■ **WHAT TO WORK ON**: Restate the entries below word for word, leaving nothing out.
○ ○ ○ ○ ○
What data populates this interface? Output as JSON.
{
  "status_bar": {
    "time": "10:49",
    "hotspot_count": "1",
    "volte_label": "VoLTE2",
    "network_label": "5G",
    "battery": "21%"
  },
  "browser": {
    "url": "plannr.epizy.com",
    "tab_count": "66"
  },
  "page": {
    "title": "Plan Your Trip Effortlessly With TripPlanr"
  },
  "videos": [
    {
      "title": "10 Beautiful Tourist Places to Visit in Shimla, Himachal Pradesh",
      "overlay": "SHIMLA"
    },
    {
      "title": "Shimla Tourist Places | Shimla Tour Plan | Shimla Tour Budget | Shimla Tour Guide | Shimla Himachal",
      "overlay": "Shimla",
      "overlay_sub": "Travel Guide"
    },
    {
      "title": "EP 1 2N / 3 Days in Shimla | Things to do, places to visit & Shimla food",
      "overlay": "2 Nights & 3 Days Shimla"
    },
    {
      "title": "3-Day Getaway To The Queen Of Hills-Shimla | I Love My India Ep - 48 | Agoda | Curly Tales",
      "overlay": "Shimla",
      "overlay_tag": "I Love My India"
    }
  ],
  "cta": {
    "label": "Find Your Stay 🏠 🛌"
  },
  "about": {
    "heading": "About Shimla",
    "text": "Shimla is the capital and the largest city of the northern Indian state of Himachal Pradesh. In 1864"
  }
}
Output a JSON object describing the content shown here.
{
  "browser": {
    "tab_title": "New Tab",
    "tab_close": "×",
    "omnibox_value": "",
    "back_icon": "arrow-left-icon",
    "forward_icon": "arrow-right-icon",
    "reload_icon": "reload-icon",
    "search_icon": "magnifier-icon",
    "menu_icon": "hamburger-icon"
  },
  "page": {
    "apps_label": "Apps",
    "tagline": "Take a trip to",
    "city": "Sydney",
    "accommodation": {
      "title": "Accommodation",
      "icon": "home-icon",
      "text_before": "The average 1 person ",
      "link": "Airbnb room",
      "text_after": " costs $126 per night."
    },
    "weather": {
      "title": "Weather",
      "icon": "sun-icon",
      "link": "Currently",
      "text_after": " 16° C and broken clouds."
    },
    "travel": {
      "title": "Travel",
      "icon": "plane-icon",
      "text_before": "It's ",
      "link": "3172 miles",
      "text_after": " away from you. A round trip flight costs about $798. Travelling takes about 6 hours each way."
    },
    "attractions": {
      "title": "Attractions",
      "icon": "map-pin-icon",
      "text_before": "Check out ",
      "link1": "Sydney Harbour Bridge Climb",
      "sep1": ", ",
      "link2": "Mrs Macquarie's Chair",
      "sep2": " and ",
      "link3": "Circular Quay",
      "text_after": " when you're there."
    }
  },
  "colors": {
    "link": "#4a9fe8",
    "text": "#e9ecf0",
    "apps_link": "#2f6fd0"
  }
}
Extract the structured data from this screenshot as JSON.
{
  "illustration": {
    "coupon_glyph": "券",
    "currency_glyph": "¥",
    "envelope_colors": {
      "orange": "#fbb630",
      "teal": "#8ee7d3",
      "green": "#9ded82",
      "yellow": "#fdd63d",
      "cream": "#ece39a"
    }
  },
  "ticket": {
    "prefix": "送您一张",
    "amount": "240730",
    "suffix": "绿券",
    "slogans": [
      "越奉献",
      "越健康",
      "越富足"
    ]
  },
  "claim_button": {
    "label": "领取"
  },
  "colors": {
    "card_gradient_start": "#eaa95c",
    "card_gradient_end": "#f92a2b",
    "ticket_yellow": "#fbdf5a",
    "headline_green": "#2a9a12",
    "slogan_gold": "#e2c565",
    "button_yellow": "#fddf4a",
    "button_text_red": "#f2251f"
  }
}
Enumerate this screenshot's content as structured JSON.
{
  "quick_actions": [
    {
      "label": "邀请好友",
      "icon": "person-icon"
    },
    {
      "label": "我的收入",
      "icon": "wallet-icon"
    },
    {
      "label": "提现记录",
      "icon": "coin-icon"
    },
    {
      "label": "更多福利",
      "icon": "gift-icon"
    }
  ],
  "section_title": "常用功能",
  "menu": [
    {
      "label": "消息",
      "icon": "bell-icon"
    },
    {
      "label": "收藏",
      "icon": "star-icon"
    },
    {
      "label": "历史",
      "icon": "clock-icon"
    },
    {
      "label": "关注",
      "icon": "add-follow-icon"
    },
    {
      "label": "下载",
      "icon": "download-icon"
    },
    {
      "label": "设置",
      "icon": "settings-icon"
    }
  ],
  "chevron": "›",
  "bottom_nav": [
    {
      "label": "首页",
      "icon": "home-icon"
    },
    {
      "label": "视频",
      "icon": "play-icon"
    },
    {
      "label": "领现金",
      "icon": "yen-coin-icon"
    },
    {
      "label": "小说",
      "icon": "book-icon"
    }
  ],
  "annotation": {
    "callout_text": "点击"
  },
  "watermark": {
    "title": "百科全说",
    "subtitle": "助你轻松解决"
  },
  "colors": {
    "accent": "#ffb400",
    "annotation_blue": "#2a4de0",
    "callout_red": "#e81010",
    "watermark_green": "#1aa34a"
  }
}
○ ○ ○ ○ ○
■ **SOLUTION TO THIS TASK**:
What data populates this interface? Output as JSON.
{
  "status_bar": {
    "time": "10:49",
    "hotspot_count": "1",
    "volte_label": "VoLTE2",
    "network_label": "5G",
    "battery": "21%"
  },
  "browser": {
    "url": "plannr.epizy.com",
    "tab_count": "66"
  },
  "page": {
    "title": "Plan Your Trip Effortlessly With TripPlanr"
  },
  "videos": [
    {
      "title": "10 Beautiful Tourist Places to Visit in Shimla, Himachal Pradesh",
      "overlay": "SHIMLA"
    },
    {
      "title": "Shimla Tourist Places | Shimla Tour Plan | Shimla Tour Budget | Shimla Tour Guide | Shimla Himachal",
      "overlay": "Shimla",
      "overlay_sub": "Travel Guide"
    },
    {
      "title": "EP 1 2N / 3 Days in Shimla | Things to do, places to visit & Shimla food",
      "overlay": "2 Nights & 3 Days Shimla"
    },
    {
      "title": "3-Day Getaway To The Queen Of Hills-Shimla | I Love My India Ep - 48 | Agoda | Curly Tales",
      "overlay": "Shimla",
      "overlay_tag": "I Love My India"
    }
  ],
  "cta": {
    "label": "Find Your Stay 🏠 🛌"
  },
  "about": {
    "heading": "About Shimla",
    "text": "Shimla is the capital and the largest city of the northern Indian state of Himachal Pradesh. In 1864"
  }
}
Output a JSON object describing the content shown here.
{
  "browser": {
    "tab_title": "New Tab",
    "tab_close": "×",
    "omnibox_value": "",
    "back_icon": "arrow-left-icon",
    "forward_icon": "arrow-right-icon",
    "reload_icon": "reload-icon",
    "search_icon": "magnifier-icon",
    "menu_icon": "hamburger-icon"
  },
  "page": {
    "apps_label": "Apps",
    "tagline": "Take a trip to",
    "city": "Sydney",
    "accommodation": {
      "title": "Accommodation",
      "icon": "home-icon",
      "text_before": "The average 1 person ",
      "link": "Airbnb room",
      "text_after": " costs $126 per night."
    },
    "weather": {
      "title": "Weather",
      "icon": "sun-icon",
      "link": "Currently",
      "text_after": " 16° C and broken clouds."
    },
    "travel": {
      "title": "Travel",
      "icon": "plane-icon",
      "text_before": "It's ",
      "link": "3172 miles",
      "text_after": " away from you. A round trip flight costs about $798. Travelling takes about 6 hours each way."
    },
    "attractions": {
      "title": "Attractions",
      "icon": "map-pin-icon",
      "text_before": "Check out ",
      "link1": "Sydney Harbour Bridge Climb",
      "sep1": ", ",
      "link2": "Mrs Macquarie's Chair",
      "sep2": " and ",
      "link3": "Circular Quay",
      "text_after": " when you're there."
    }
  },
  "colors": {
    "link": "#4a9fe8",
    "text": "#e9ecf0",
    "apps_link": "#2f6fd0"
  }
}
Extract the structured data from this screenshot as JSON.
{
  "illustration": {
    "coupon_glyph": "券",
    "currency_glyph": "¥",
    "envelope_colors": {
      "orange": "#fbb630",
      "teal": "#8ee7d3",
      "green": "#9ded82",
      "yellow": "#fdd63d",
      "cream": "#ece39a"
    }
  },
  "ticket": {
    "prefix": "送您一张",
    "amount": "240730",
    "suffix": "绿券",
    "slogans": [
      "越奉献",
      "越健康",
      "越富足"
    ]
  },
  "claim_button": {
    "label": "领取"
  },
  "colors": {
    "card_gradient_start": "#eaa95c",
    "card_gradient_end": "#f92a2b",
    "ticket_yellow": "#fbdf5a",
    "headline_green": "#2a9a12",
    "slogan_gold": "#e2c565",
    "button_yellow": "#fddf4a",
    "button_text_red": "#f2251f"
  }
}
Enumerate this screenshot's content as structured JSON.
{
  "quick_actions": [
    {
      "label": "邀请好友",
      "icon": "person-icon"
    },
    {
      "label": "我的收入",
      "icon": "wallet-icon"
    },
    {
      "label": "提现记录",
      "icon": "coin-icon"
    },
    {
      "label": "更多福利",
      "icon": "gift-icon"
    }
  ],
  "section_title": "常用功能",
  "menu": [
    {
      "label": "消息",
      "icon": "bell-icon"
    },
    {
      "label": "收藏",
      "icon": "star-icon"
    },
    {
      "label": "历史",
      "icon": "clock-icon"
    },
    {
      "label": "关注",
      "icon": "add-follow-icon"
    },
    {
      "label": "下载",
      "icon": "download-icon"
    },
    {
      "label": "设置",
      "icon": "settings-icon"
    }
  ],
  "chevron": "›",
  "bottom_nav": [
    {
      "label": "首页",
      "icon": "home-icon"
    },
    {
      "label": "视频",
      "icon": "play-icon"
    },
    {
      "label": "领现金",
      "icon": "yen-coin-icon"
    },
    {
      "label": "小说",
      "icon": "book-icon"
    }
  ],
  "annotation": {
    "callout_text": "点击"
  },
  "watermark": {
    "title": "百科全说",
    "subtitle": "助你轻松解决"
  },
  "colors": {
    "accent": "#ffb400",
    "annotation_blue": "#2a4de0",
    "callout_red": "#e81010",
    "watermark_green": "#1aa34a"
  }
}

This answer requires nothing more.